Other reporters with Web sites include:
Deep Data Investigative Sources, http://www.deepdata.com. Nationwide jury-verdict searching for $25 per search. Order searches online and receive results within 24 hours.
Expert Search, http://www.expertsearch.com. For reports involving a particular expert, try this service from JAS Publications, covering Ohio, Michigan, Georgia, Massachusetts, Connecticut, Rhode Island, Virginia, Maryland and Washington, D.C. Search free for an expert to determine if he/she appeared in any report JAS published during the last 10 years. If so, have the report faxed to you at a cost of $45 for a single report or a maximum of $125 for three or more reports involving the same expert.
Jury Verdict Review and Analysis, http://www.jvr.com, publishes a national reporter; regional reporters covering Florida, New England, New Jersey, New York and Pennsylvania; and a medical reporter.
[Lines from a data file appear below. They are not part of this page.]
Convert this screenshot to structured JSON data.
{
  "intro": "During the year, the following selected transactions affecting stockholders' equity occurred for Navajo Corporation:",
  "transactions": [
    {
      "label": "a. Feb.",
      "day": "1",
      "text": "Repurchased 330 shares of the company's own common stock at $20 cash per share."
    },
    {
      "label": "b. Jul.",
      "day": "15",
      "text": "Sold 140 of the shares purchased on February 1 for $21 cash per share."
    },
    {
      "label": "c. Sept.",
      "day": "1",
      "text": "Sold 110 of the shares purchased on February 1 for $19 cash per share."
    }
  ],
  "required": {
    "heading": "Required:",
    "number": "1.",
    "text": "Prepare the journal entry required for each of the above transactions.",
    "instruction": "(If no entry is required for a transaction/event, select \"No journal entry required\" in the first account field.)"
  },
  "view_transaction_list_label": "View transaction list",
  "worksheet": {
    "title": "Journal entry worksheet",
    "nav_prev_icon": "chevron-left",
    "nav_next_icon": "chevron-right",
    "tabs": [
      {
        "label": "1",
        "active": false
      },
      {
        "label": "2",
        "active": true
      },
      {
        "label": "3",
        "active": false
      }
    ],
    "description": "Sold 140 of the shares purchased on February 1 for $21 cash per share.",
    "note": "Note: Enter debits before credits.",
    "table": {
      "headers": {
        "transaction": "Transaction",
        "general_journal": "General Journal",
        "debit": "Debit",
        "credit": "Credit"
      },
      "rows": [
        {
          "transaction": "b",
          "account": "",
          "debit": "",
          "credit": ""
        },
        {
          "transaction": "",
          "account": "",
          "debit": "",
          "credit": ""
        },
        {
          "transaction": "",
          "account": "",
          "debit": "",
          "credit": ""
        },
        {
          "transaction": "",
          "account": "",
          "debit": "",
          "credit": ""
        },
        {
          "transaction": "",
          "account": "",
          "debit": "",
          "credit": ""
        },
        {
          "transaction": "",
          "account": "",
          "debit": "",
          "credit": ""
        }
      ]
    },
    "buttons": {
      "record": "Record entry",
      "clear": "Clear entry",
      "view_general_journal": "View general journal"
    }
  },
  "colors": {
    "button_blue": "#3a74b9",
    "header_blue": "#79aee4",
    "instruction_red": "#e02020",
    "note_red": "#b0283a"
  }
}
Law Bulletin Publishing Co., http://www.lawbulletin.com. This Chicago company publishes the weekly Cook County Jury Verdict Reporter and the monthly Illinois Jury Verdict Reporter. The Web site offers a half-dozen sample reports as well as a form to register for a complimentary print copy.
LRP Publications, http://www.lrp.com, publishes the Jury Verdict Research database on CD-ROM, with more than 100,000 verdicts from across the nation. It also publishes a Pennsylvania reporter. The Web site has product descriptions and prices.
Mealeys Litigation Reports, http://www.mealeys.com, publishes a number of targeted reporters, covering such topics as asbestos, breast implants, lead paint, tobacco and toxic torts. Its Web site has descriptions of products and full-text samples of some.
Moran Publishing Inc., http://www.moranlaw.com. This New York verdict reporter features "Verdictsearch" allowing online ordering of searches of some 20,000 published cases. Name searches cost $95 and injury searches are $165.
Professional Liability Newsletter, http://www.jfed.org/liablty.htm. General information about this California medical malpractice reporter.
Soeles Texas Reporter, http://www.texasreporter.com, lists counties covered and has an e-mail form for subscribing.
Trials Digest, http://www.trialsdigest.com. This California reporters Web site offers useful features: read descriptions of recent, notable cases, then order the full report by e-mail; review a county-by-county list of verdict types and amounts; or scan a list of experts for whom trial reports or deposition transcripts can be purchased.
Verdict Reporter Inc., http://www.verdictreporter.com. General information bout this reporter, covering Missouri and Illinois.
Law Firm Reports
A final source of trial reports on the Internet are lawyers themselves, some of whom have begun posting reports to their Web sites. Among these are:
Breakstone, White-Lief & Gluck, http://bwglaw.com, a Boston personal-injury firm.
Construction Defects, http://www.constructiondefects.com/2ml.ver.set.html. Web site of the California Law Offices of Thomas E. Miller.
The DentaLaw Group, http://www.dentalaw.com, a multi-state consortium of dental-malpractice lawyers.
Kussman & Whitehill, http://www.lawinfo.com/forum/kussman, a Los Angeles personal-injury firm.
Robert J. Ambrogi, a lawyer in Rockport, Mass., is editor of legal.online, a monthly newsletter about the Internet (http://www.legalonline.com). He can be reached by e-mail at firstname.lastname@example.org or by phone at (978) 546-7898.